One of the most innovative artists of the postwar period, Claes Oldenburg is best known for work that disrupts our expectations of how objects “behave.” Since the beginning of his career, Oldenburg has focused his attention and immense talent on ordinary, commonplace items, such as kitchen appliances, bathroom fixtures, and various foods. As he once explained, “I make my work out of my everyday experiences, which I find as perplexing and extraordinary as can be.” The Whitney has championed his work for several decades and now possesses one of the world’s largest collections of his art. In this seventh Annenberg Lecture, Oldenburg will speak about his work in conversation with Adam D. Weinberg, the Whitney’s Alice Pratt Brown Director.
In honor of the late Walter H. Annenberg, philanthropist, patron of the arts, and former ambassador, the Whitney Museum of American Art established the Walter Annenberg Annual Lecture to advance this country’s understanding of its art and culture. Support for this lecture and for public programs at the Whitney Museum is provided, in part, by Jack and Susan Rudin in honor of Beth Rudin DeWoody, public funds from the New York City Department of Cultural Affairs in partnership with the City Council, and by the Museum’s Education Committee.
Admission is free, but registration is required. Seating is first-come, first-served.
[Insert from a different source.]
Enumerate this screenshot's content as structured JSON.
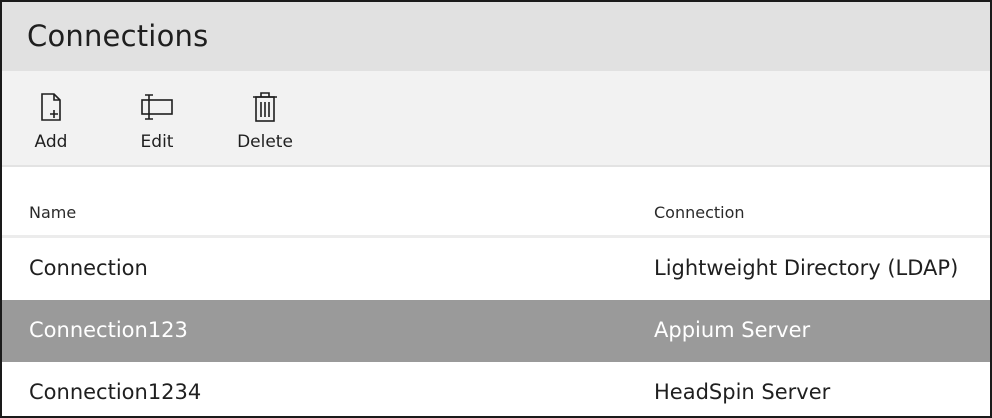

The Museum building is accessible and has elevator access to all floors. Service animals are welcome. Learn more about access services and amenities.